# ACTIVITY:
Skip the images and copy each record exactly as written.

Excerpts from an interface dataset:
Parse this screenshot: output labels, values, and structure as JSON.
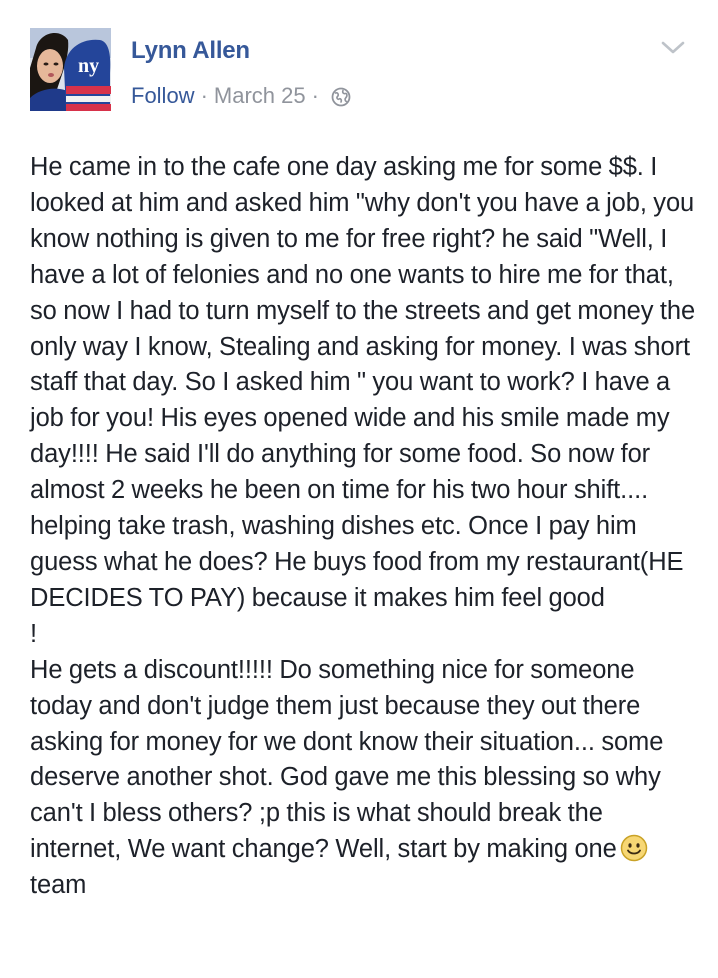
{
  "post": {
    "author": "Lynn Allen",
    "follow_label": "Follow",
    "separator": "·",
    "date": "March 25",
    "privacy_icon": "globe-icon",
    "menu_icon": "chevron-down-icon",
    "body_text": "He came in to the cafe one day asking me for some $$. I looked at him and asked him \"why don't you have a job, you know nothing is given to me for free right? he said \"Well, I have a lot of felonies and no one wants to hire me for that, so now I had to turn myself to the streets and get money the only way I know, Stealing and asking for money. I was short staff that day. So I asked him \" you want to work? I have a job for you! His eyes opened wide and his smile made my day!!!! He said I'll do anything for some food. So now for almost 2 weeks he been on time for his two hour shift.... helping take trash, washing dishes etc. Once I pay him guess what he does? He buys food from my restaurant(HE DECIDES TO PAY) because it makes him feel good\n!\nHe gets a discount!!!!! Do something nice for someone today and don't judge them just because they out there asking for money for we dont know their situation... some deserve another shot. God gave me this blessing so why can't I bless others? ;p this is what should break the internet, We want change? Well, start by making one",
    "emoji_icon": "smiley-emoji-icon",
    "body_tail": "team"
  },
  "colors": {
    "link": "#365899",
    "meta": "#90949c",
    "text": "#1d2129",
    "background": "#ffffff"
  }
}
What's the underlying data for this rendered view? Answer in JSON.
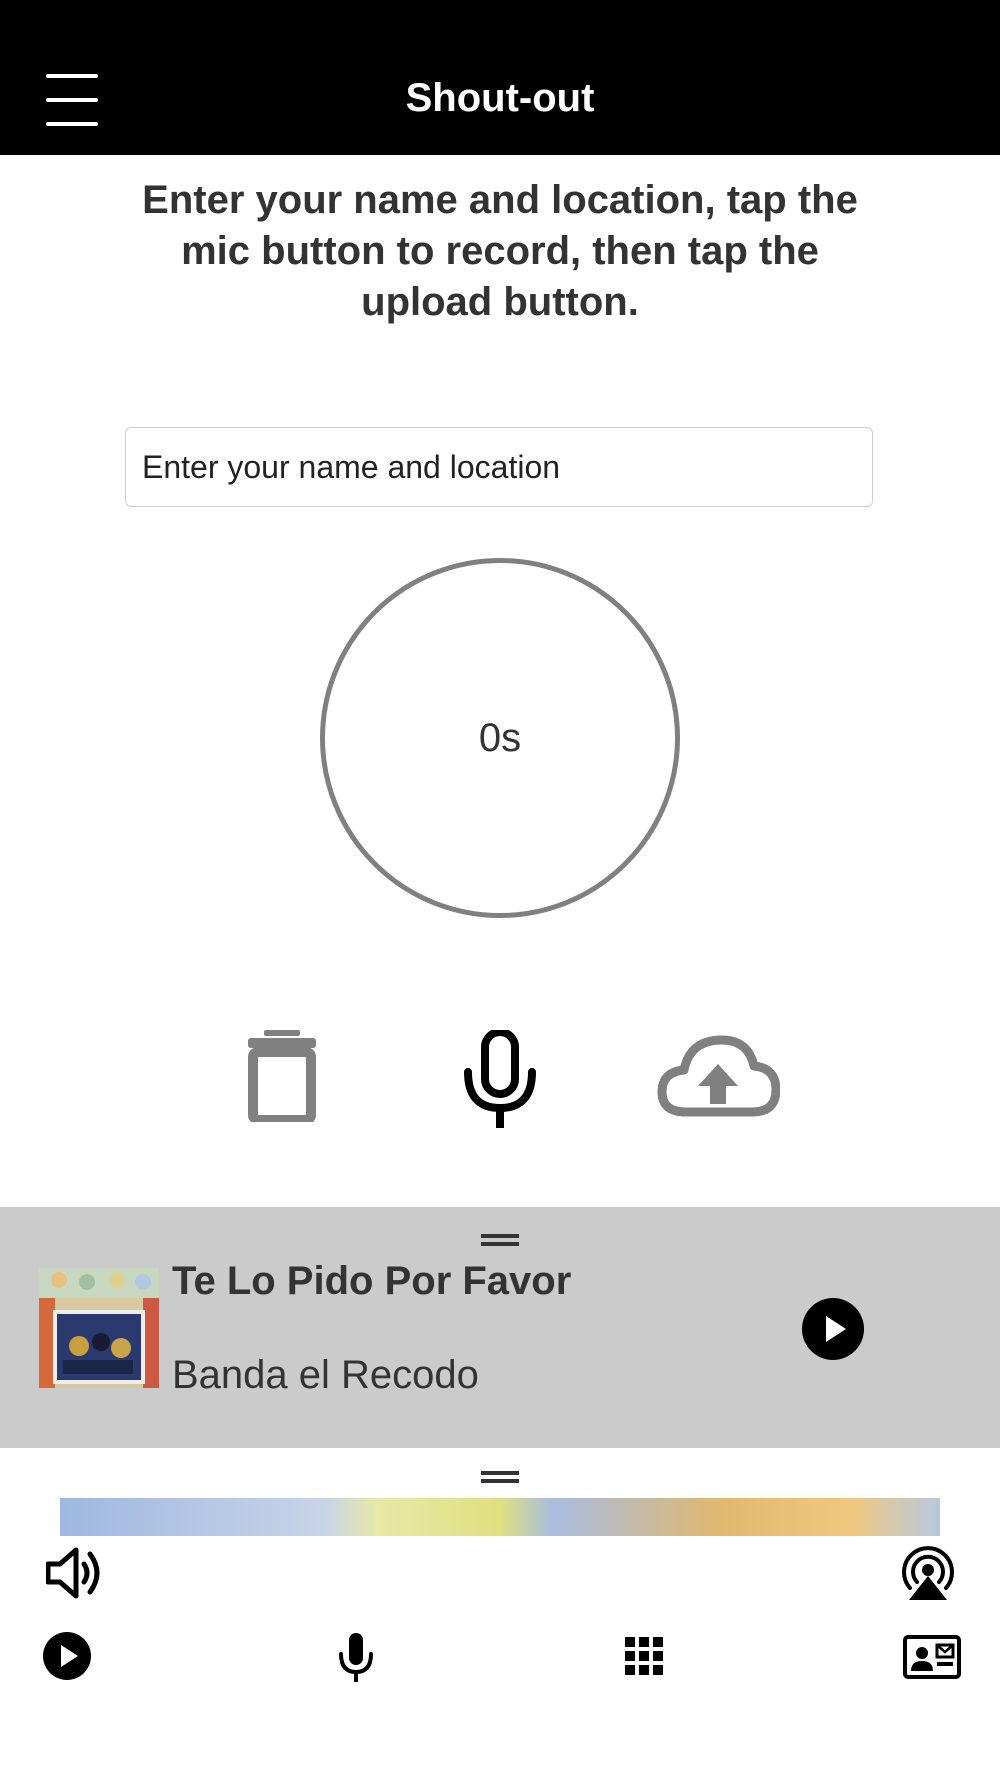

# WORKED SOLUTION:
Parse this screenshot: output labels, values, and structure as JSON.
{
  "post": {
    "author": "Lynn Allen",
    "follow_label": "Follow",
    "separator": "·",
    "date": "March 25",
    "privacy_icon": "globe-icon",
    "menu_icon": "chevron-down-icon",
    "body_text": "He came in to the cafe one day asking me for some $$. I looked at him and asked him \"why don't you have a job, you know nothing is given to me for free right? he said \"Well, I have a lot of felonies and no one wants to hire me for that, so now I had to turn myself to the streets and get money the only way I know, Stealing and asking for money. I was short staff that day. So I asked him \" you want to work? I have a job for you! His eyes opened wide and his smile made my day!!!! He said I'll do anything for some food. So now for almost 2 weeks he been on time for his two hour shift.... helping take trash, washing dishes etc. Once I pay him guess what he does? He buys food from my restaurant(HE DECIDES TO PAY) because it makes him feel good\n!\nHe gets a discount!!!!! Do something nice for someone today and don't judge them just because they out there asking for money for we dont know their situation... some deserve another shot. God gave me this blessing so why can't I bless others? ;p this is what should break the internet, We want change? Well, start by making one",
    "emoji_icon": "smiley-emoji-icon",
    "body_tail": "team"
  },
  "colors": {
    "link": "#365899",
    "meta": "#90949c",
    "text": "#1d2129",
    "background": "#ffffff"
  }
}
What's the underlying data for this rendered view? Answer in JSON.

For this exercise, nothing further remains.